New work. Book reviews. Ideas. Likes and gripes. The following blog is something of a random visual and written notebook brought to you by totalcontent. We’ll be covering a wide range of topics, from projects and prospects, to words and writing, to typography and technology, graphics and popular culture… and much more besides. Hope it tickles your fancy and feel free to have your say.
Parp, parp. I’m the kind of person who just about knows one end of a car from the other. You certainly wouldn’t catch me waxing lyrical about alloy wheels or torque. Or watching Top Gear.
That’s why I’d given the Heritage Motor Centre at Gaydon a wide berth, despite it being a mere 10-minute ride from the totalcontent studio. However, they’d recently laid on a one-off exhibition called ‘Science Fiction at the Movies’, which promised plenty of Star Wars and Dr Who relics — the kind of thing my boys are deeply into. And we had friends coming for the weekend, so it seemed an ideal opportunity to check the place out.
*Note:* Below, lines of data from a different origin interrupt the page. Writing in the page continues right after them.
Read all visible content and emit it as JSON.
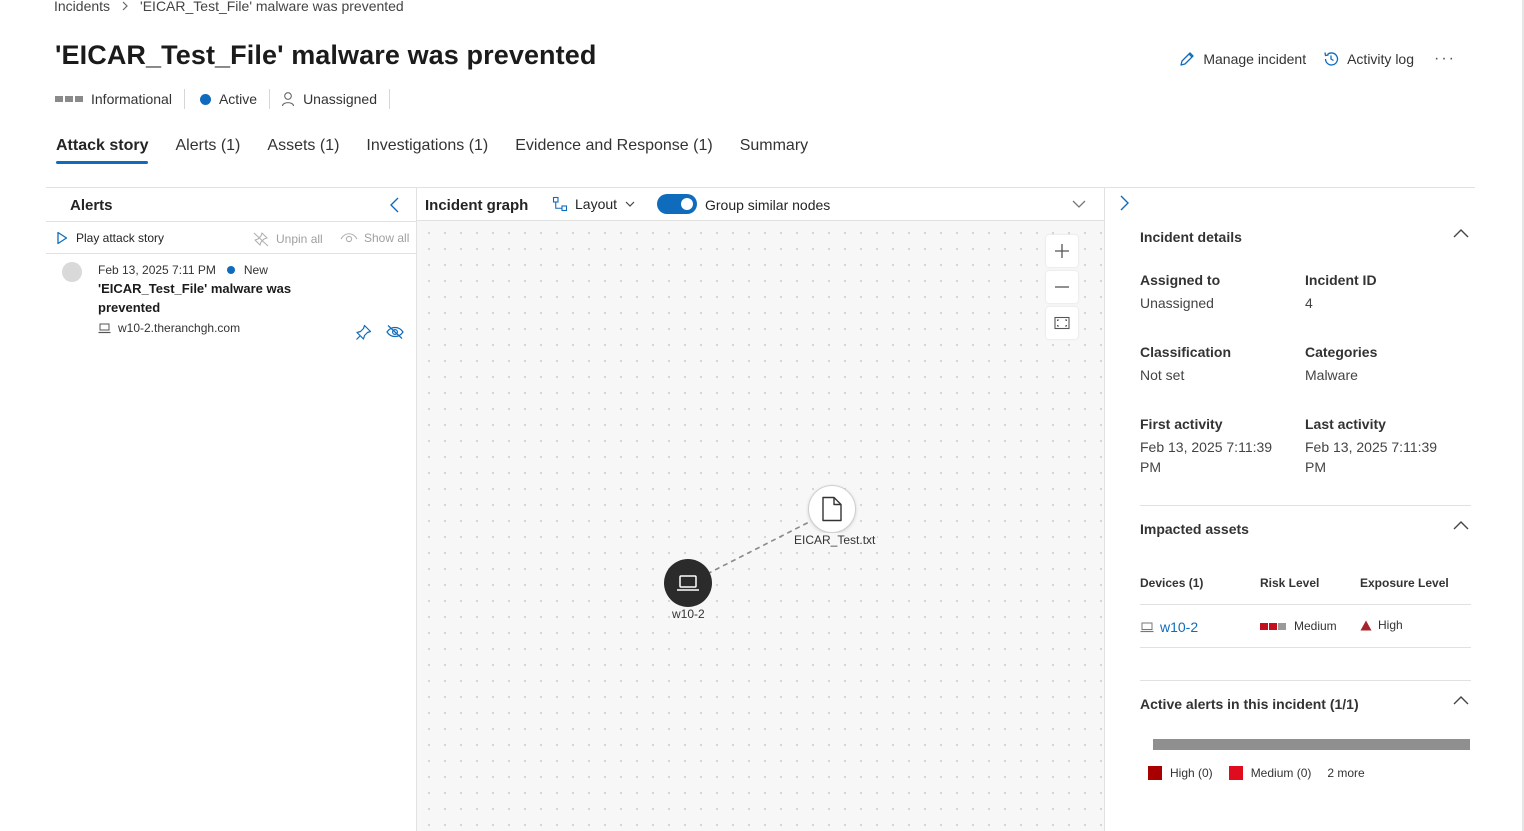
{
  "breadcrumb": {
    "root": "Incidents",
    "current": "'EICAR_Test_File' malware was prevented"
  },
  "title": "'EICAR_Test_File' malware was prevented",
  "top_actions": {
    "manage": "Manage incident",
    "activity": "Activity log",
    "more": "···"
  },
  "status": {
    "severity": "Informational",
    "state": "Active",
    "assignee": "Unassigned"
  },
  "tabs": [
    {
      "label": "Attack story",
      "active": true
    },
    {
      "label": "Alerts (1)"
    },
    {
      "label": "Assets (1)"
    },
    {
      "label": "Investigations (1)"
    },
    {
      "label": "Evidence and Response (1)"
    },
    {
      "label": "Summary"
    }
  ],
  "alerts_panel": {
    "title": "Alerts",
    "play": "Play attack story",
    "unpin_all": "Unpin all",
    "show_all": "Show all",
    "alert": {
      "date": "Feb 13, 2025 7:11 PM",
      "status": "New",
      "title": "'EICAR_Test_File' malware was prevented",
      "device": "w10-2.theranchgh.com"
    }
  },
  "graph": {
    "title": "Incident graph",
    "layout": "Layout",
    "group_similar": "Group similar nodes",
    "group_similar_on": true,
    "nodes": {
      "file": "EICAR_Test.txt",
      "device": "w10-2"
    }
  },
  "details": {
    "section_title": "Incident details",
    "assigned_to_label": "Assigned to",
    "assigned_to": "Unassigned",
    "incident_id_label": "Incident ID",
    "incident_id": "4",
    "classification_label": "Classification",
    "classification": "Not set",
    "categories_label": "Categories",
    "categories": "Malware",
    "first_activity_label": "First activity",
    "first_activity": "Feb 13, 2025 7:11:39 PM",
    "last_activity_label": "Last activity",
    "last_activity": "Feb 13, 2025 7:11:39 PM"
  },
  "impacted": {
    "section_title": "Impacted assets",
    "col_devices": "Devices (1)",
    "col_risk": "Risk Level",
    "col_exposure": "Exposure Level",
    "device": "w10-2",
    "risk": "Medium",
    "exposure": "High"
  },
  "active_alerts": {
    "section_title": "Active alerts in this incident (1/1)",
    "legend": [
      {
        "label": "High (0)",
        "color": "#a80000"
      },
      {
        "label": "Medium (0)",
        "color": "#e00b1c"
      }
    ],
    "more": "2 more"
  },
  "colors": {
    "accent": "#0f6cbd",
    "risk_medium": "#c50f1f",
    "exposure_high": "#a4262c"
  }
}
Parked in the middle of a former RAF base, in the middle of nowhere, the imposing circular building looks like a covert high-security government headquarters. You might expect to find all kinds of Roswell-like experiments going on in there, but actually it’s packed with over 200 significant British cars — from decidedly the humble, to land-speed record breakers and James Bond stalwarts. But it’s not at all fetishistic or petrol-heady. In fact, the place offers more of a social and cultural history, the outer perimeter representing a road travelling through time, with the earliest cars at one end, gradually making way for more contemporary fare.
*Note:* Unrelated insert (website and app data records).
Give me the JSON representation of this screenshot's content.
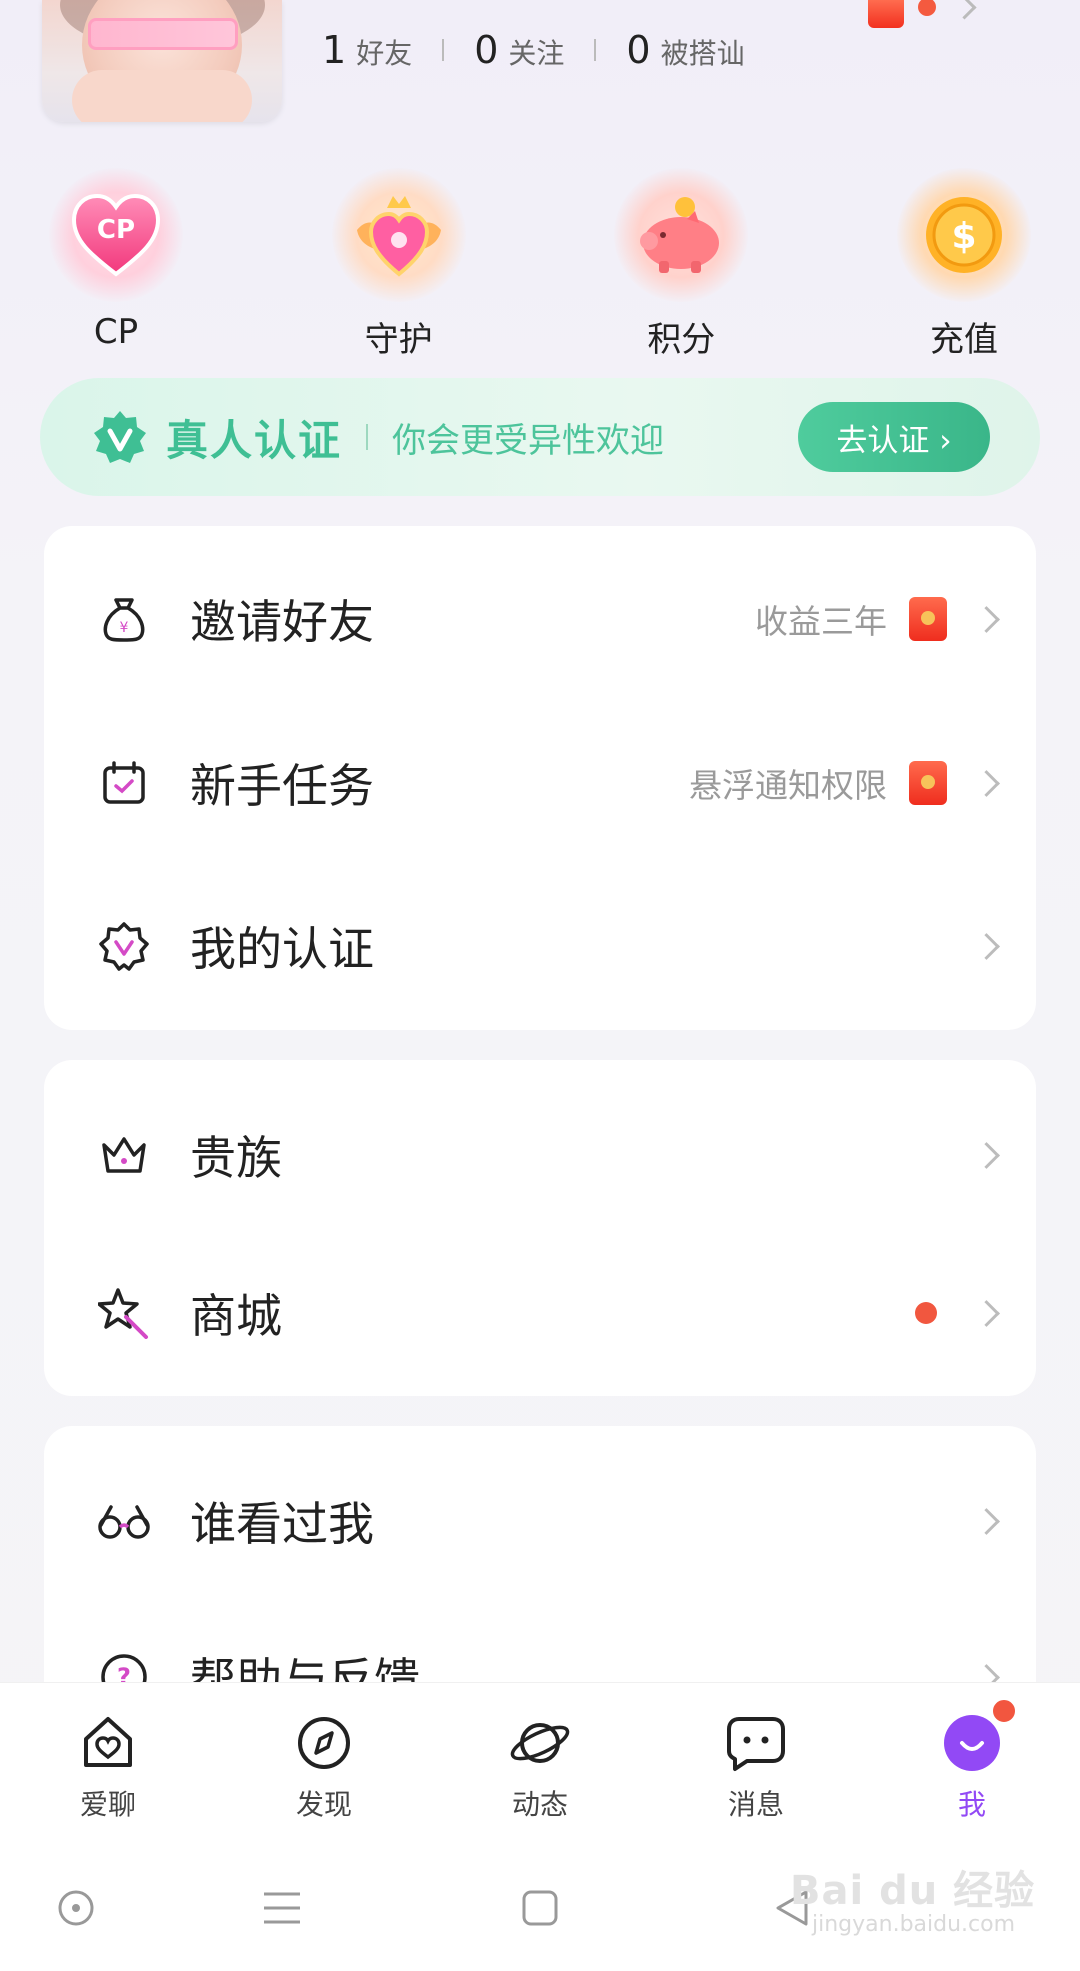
{
  "profile": {
    "stats": [
      {
        "num": "1",
        "label": "好友"
      },
      {
        "num": "0",
        "label": "关注"
      },
      {
        "num": "0",
        "label": "被搭讪"
      }
    ]
  },
  "shortcuts": [
    {
      "label": "CP",
      "icon": "cp-heart-icon",
      "badge": "CP"
    },
    {
      "label": "守护",
      "icon": "guard-shield-icon"
    },
    {
      "label": "积分",
      "icon": "piggy-bank-icon"
    },
    {
      "label": "充值",
      "icon": "coin-icon",
      "badge": "$"
    }
  ],
  "verify_banner": {
    "title": "真人认证",
    "subtitle": "你会更受异性欢迎",
    "button": "去认证 ›"
  },
  "menu_group_1": [
    {
      "label": "邀请好友",
      "hint": "收益三年",
      "icon": "money-bag-icon",
      "red_packet": true
    },
    {
      "label": "新手任务",
      "hint": "悬浮通知权限",
      "icon": "calendar-check-icon",
      "red_packet": true
    },
    {
      "label": "我的认证",
      "hint": "",
      "icon": "verified-badge-icon",
      "red_packet": false
    }
  ],
  "menu_group_2": [
    {
      "label": "贵族",
      "icon": "crown-icon"
    },
    {
      "label": "商城",
      "icon": "magic-wand-icon",
      "dot": true
    }
  ],
  "menu_group_3": [
    {
      "label": "谁看过我",
      "icon": "glasses-icon"
    },
    {
      "label": "帮助与反馈",
      "icon": "help-icon"
    }
  ],
  "tabbar": [
    {
      "label": "爱聊",
      "icon": "home-heart-icon"
    },
    {
      "label": "发现",
      "icon": "compass-icon"
    },
    {
      "label": "动态",
      "icon": "planet-icon"
    },
    {
      "label": "消息",
      "icon": "chat-bubble-icon"
    },
    {
      "label": "我",
      "icon": "me-face-icon",
      "active": true
    }
  ],
  "watermark": {
    "line1": "Bai du 经验",
    "line2": "jingyan.baidu.com"
  },
  "colors": {
    "accent": "#9249f5",
    "verify_green": "#3fbf94",
    "red": "#f1573f"
  }
}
For me — apart from the astonishing FAB 1, Lady Penelope’s pearly-pink wheels from the 2004 live-action Thunderbird’s movie — the great revelation was the trove of retro type and ephemera. The place was chock full of posters, ads, signage, logos and hand-rendered typography. I found myself slavishly photographing walls, grilles and odd bits of lettering, and reminding myself not to be so closed-minded in future. Particularly loved a poster for Dunhills’ Bobby Finders, glasses-cum-binoculars which promised to “spot a policeman at half a mile even if disguised as a respectable man”.
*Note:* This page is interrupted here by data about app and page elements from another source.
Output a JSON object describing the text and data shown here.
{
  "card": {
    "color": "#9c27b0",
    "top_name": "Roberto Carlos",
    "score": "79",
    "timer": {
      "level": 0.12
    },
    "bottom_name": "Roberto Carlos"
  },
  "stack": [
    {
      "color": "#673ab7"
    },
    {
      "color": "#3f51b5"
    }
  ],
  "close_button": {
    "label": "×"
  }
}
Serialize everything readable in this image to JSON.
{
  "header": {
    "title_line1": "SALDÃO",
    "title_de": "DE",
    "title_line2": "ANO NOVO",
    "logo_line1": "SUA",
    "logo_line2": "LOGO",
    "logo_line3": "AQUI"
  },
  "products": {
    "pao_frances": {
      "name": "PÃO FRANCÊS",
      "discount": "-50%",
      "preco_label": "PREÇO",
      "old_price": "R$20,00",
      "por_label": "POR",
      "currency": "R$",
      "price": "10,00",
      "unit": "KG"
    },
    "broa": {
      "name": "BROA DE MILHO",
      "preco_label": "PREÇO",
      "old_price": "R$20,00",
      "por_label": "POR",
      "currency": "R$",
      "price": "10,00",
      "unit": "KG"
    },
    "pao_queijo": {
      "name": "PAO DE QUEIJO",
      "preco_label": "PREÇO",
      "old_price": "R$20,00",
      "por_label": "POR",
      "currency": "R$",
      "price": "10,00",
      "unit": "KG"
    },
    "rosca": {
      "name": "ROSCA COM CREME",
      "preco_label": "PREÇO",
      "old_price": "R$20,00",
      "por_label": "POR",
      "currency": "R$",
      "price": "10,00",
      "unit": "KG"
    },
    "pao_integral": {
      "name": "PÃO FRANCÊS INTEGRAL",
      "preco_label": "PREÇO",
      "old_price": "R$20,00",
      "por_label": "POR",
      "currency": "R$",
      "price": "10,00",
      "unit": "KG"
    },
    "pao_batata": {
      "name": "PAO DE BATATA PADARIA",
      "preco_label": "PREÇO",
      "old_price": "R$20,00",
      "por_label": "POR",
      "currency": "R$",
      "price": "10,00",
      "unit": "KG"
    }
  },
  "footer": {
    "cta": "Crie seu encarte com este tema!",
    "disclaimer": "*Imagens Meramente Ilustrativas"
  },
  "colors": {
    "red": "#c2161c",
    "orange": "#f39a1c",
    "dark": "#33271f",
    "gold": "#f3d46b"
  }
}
Cars, whether we like it or not, are a telling symbol of progress and popular culture. With headlights on full beam, Gaydon took us on a nostalgic and occasionally quirky tour of Britishness through the ages. I’ll be jumping into my car with a better camera for a return visit soon.